After a weekend retreat at Hillsdale College’s Rockwell Lake Lodge in Luther, Michigan, the speech teams said they are excited to compete in a new season of their intellectual sport.
Members of the mock trial, forensics, and debate teams hopped into vans Sept. 2 to prepare for a year in competitive speech before new recruits join. They also partook in leadership activities and team-building exercises to reform relationships with their teammates.
“The retreat is extremely beneficial because we’re figuring out how we’ll present a set of facts to the court,” said junior Laurel Nitzel, mock trial team member. “Understanding how to use our witnesses is one of the hardest parts, so it’s great to do this foundational work before the freshmen even try out for the team, and preparing for the season away from the whirlwind of Hillsdale is extremely beneficial.”
After doing some activities as an entire group, the teams would split to address their own competitions’ needs.
The mock trial team worked on case studies by breaking down the prosecution and defense’s sides of the debate, choosing how to present to the court a given set of facts, and learning how to use witnesses.
“We face top colleges and universities, including the University of Chicago, Yale, Cornell, so every round is a challenge that we as a small school have to rise above,” said sophomore Rachel Umaña, mock trial team member. “But as Hillsdale students, we are polished and polite, where the other schools will just go for your throat. The ivy league schools we face underestimate us, and that really seems to harm them.”
The team benefited from the attendance of its coach, Neal Brady, Hillsdale County prosecutor, and its two donors, a lawyer and an actor, who help the team financially in addition to giving its members real-world advice for the tournaments.
“The tight-knit community Hillsdale offers really brings us together as a team, too, because we act as a family and always know that we have each other’s backs in the courtroom,” Umaña said.
The forensics team polished up the content of existing speeches, which they will recite at competitions.
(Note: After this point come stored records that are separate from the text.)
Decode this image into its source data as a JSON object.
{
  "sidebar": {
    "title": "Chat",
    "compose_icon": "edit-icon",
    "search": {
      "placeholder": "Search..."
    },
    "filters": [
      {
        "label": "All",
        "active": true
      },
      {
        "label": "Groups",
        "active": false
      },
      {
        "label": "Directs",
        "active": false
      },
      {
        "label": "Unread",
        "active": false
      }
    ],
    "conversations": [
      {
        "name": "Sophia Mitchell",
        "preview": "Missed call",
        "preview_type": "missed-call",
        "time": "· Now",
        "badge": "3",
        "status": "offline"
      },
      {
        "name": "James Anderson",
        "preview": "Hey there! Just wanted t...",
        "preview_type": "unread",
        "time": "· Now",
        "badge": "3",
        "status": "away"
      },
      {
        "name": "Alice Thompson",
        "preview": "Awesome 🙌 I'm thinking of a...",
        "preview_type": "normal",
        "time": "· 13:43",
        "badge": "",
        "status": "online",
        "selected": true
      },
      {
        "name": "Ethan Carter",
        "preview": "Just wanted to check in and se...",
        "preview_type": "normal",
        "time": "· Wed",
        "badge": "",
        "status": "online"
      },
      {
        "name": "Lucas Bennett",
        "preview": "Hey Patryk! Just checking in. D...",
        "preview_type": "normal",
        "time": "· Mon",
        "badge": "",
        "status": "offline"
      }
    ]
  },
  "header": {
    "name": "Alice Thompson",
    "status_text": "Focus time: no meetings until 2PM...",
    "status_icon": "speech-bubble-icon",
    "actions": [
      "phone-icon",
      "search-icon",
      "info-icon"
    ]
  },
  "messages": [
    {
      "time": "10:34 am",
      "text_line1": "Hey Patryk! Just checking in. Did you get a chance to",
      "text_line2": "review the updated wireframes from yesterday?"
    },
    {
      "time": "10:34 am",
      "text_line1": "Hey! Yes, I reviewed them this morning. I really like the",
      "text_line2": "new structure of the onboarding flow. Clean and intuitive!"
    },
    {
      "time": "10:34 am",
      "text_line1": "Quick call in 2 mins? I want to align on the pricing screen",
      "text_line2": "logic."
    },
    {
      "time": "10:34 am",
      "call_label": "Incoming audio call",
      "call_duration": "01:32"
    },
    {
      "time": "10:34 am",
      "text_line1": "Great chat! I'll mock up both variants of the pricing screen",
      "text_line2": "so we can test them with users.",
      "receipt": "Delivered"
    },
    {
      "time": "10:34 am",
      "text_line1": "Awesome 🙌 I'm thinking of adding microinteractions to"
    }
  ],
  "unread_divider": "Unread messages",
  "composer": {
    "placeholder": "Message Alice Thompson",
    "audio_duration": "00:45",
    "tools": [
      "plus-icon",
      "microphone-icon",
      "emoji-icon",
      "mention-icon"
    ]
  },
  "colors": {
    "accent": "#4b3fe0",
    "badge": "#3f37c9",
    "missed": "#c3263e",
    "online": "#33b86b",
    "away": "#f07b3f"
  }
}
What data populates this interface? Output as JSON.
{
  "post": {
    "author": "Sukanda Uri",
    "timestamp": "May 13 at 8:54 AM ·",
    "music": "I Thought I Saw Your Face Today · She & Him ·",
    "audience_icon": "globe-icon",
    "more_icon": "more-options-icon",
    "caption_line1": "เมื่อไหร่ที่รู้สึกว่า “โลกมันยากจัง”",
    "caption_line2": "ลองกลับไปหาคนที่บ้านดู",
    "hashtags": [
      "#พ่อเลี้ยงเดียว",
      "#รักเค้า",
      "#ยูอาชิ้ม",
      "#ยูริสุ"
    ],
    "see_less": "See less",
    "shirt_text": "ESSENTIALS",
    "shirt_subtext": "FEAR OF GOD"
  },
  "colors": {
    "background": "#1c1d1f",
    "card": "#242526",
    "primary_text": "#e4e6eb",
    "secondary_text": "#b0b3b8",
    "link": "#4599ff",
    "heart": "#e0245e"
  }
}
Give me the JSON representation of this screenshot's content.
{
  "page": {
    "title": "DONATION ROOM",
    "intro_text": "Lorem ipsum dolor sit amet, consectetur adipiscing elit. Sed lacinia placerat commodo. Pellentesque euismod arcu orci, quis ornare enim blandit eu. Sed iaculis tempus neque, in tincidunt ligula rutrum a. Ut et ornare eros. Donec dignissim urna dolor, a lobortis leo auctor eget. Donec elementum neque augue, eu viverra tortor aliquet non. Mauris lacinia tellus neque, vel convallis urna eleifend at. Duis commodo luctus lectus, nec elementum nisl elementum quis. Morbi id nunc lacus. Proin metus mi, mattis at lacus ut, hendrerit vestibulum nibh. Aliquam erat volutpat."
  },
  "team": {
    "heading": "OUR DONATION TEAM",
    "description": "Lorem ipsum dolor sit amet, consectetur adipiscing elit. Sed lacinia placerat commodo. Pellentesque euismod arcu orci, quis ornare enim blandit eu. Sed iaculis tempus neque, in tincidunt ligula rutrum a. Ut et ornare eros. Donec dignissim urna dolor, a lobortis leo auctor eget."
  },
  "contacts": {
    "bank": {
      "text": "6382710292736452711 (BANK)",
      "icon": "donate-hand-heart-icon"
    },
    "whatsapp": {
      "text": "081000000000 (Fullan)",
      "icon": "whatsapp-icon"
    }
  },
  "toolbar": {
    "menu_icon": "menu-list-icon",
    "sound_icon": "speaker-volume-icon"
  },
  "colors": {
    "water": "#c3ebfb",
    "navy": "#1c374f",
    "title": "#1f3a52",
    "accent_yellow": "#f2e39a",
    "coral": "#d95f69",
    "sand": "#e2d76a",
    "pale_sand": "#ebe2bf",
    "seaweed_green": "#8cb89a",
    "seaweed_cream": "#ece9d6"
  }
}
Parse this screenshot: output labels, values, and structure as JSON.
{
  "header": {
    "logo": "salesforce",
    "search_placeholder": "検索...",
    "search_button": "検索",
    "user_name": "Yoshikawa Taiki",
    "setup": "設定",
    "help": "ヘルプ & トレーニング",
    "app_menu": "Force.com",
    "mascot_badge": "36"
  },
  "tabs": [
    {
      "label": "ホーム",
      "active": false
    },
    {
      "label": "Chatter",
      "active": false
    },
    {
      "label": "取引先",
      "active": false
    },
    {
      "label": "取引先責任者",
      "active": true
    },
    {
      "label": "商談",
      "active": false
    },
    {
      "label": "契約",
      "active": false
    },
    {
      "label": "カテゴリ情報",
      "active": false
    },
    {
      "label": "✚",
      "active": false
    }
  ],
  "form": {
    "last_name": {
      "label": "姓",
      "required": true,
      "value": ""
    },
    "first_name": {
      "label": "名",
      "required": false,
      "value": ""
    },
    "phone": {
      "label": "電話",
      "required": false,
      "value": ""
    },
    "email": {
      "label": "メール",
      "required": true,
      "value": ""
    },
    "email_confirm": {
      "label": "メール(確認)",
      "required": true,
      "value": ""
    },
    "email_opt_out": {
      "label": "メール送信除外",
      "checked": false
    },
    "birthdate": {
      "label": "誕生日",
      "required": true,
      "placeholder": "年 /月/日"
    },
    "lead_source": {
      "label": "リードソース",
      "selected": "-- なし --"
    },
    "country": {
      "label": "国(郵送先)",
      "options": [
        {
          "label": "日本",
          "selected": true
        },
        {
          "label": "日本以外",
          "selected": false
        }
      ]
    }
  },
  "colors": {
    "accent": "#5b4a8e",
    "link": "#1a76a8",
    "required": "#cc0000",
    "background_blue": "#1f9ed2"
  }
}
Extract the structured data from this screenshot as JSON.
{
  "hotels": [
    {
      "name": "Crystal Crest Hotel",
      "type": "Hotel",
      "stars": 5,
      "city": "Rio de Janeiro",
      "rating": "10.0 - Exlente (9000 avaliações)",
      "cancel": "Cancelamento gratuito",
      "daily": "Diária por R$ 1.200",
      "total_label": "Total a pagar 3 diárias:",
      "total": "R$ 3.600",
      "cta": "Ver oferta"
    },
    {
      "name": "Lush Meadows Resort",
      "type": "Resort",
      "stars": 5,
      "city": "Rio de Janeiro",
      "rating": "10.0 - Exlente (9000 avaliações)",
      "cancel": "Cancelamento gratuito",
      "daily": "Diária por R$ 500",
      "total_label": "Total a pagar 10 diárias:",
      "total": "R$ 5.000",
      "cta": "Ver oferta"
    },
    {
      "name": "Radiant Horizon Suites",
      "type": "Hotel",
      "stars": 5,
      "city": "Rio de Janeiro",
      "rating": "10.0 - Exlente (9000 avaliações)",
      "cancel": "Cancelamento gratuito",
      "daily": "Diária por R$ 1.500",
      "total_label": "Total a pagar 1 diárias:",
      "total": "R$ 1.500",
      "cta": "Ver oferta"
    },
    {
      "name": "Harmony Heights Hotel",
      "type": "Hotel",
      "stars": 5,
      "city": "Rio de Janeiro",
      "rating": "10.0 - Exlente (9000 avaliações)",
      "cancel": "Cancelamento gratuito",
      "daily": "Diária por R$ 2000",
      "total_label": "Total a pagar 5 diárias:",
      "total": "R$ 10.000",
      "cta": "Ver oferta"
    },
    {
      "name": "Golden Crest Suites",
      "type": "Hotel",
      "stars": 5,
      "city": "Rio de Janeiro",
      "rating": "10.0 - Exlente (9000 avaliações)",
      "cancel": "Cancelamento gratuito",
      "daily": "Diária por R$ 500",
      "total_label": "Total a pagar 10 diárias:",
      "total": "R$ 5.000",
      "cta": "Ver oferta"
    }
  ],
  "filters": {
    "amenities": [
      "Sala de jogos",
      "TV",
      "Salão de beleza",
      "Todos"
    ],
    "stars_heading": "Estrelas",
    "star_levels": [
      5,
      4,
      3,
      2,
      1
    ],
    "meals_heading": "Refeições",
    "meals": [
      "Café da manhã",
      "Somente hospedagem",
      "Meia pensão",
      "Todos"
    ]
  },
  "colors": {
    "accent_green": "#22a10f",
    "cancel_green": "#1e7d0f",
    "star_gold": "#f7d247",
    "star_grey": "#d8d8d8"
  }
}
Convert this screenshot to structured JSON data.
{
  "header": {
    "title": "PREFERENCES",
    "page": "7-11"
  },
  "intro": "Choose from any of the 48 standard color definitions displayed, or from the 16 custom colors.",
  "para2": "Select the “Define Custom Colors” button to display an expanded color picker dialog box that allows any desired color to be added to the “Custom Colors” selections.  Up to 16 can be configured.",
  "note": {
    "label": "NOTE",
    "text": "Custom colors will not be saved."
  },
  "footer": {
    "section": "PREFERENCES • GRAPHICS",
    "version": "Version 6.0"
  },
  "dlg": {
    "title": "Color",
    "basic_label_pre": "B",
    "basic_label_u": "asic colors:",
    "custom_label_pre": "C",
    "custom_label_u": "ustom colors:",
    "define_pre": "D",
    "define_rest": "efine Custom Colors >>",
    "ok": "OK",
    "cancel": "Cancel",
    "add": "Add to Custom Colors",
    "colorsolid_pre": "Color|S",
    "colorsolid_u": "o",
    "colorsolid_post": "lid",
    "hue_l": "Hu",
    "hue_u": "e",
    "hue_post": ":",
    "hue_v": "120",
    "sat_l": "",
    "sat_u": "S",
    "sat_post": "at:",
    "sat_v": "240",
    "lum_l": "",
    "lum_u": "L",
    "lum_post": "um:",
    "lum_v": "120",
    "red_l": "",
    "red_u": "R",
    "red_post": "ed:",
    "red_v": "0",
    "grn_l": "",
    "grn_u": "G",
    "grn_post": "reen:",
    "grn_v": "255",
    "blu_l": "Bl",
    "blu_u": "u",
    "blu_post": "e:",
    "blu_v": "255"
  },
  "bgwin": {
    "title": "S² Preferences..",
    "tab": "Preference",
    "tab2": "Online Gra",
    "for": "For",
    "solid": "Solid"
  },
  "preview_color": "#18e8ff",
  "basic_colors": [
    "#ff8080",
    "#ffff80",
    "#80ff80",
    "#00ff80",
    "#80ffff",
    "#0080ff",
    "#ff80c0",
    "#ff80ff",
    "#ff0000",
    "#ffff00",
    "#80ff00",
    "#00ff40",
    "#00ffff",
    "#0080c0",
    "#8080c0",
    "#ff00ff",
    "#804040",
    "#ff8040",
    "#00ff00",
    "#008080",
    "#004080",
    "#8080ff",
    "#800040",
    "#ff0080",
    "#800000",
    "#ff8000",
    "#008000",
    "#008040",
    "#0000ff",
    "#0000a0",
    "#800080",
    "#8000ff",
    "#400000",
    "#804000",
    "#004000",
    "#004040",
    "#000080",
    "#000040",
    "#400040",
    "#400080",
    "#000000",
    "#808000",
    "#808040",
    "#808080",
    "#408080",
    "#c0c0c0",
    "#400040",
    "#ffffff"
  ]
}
The team is in a rebuilding phase, but it has interest from freshmen already, junior Kyle Huitt, forensics team member, said.
“Our real aim is to be as competitive as we can possibly be with schools that are much larger and have much better funding than Hillsdale,” Huitt said. “We have a lot of programs that try to compete in higher divisions, and that’s really what forensics is trying to do now.”